Exercise requirements » Which lines of the data contain the string "External"? Show each of them.

Dataset extract »

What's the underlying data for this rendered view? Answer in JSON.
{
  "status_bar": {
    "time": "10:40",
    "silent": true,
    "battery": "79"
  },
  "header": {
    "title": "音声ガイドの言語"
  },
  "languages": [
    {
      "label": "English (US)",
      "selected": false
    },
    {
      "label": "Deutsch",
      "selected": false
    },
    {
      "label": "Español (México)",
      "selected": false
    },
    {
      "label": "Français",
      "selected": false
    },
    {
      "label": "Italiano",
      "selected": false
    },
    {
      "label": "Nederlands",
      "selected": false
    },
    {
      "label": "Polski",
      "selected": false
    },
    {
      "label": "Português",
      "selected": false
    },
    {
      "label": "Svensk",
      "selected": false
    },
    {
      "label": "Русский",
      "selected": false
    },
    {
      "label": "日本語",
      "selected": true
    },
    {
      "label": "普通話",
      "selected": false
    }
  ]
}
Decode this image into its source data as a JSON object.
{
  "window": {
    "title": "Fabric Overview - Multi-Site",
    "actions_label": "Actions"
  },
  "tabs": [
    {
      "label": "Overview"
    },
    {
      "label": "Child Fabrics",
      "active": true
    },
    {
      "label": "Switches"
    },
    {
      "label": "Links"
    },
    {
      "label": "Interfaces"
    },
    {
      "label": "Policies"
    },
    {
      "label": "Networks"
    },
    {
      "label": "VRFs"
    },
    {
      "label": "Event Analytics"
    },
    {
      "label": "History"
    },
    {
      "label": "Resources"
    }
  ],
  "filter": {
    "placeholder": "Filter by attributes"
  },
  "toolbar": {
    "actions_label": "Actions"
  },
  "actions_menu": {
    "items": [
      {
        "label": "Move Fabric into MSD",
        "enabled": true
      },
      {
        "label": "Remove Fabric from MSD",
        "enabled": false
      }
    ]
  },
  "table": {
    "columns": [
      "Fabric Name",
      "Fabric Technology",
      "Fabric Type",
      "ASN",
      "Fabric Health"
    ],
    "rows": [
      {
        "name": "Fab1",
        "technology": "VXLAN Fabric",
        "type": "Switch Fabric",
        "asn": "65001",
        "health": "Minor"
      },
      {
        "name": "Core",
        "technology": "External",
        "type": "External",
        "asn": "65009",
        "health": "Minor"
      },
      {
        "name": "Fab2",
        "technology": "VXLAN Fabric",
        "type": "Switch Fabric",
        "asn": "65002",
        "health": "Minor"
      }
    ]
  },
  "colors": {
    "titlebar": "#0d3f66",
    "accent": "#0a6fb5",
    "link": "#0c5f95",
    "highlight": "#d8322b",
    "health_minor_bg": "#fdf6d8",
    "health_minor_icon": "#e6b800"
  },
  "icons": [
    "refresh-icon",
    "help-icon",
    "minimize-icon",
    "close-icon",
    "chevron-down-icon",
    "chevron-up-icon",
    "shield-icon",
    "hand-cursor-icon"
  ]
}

Exercise solution »
        "technology": "External",
        "type": "External",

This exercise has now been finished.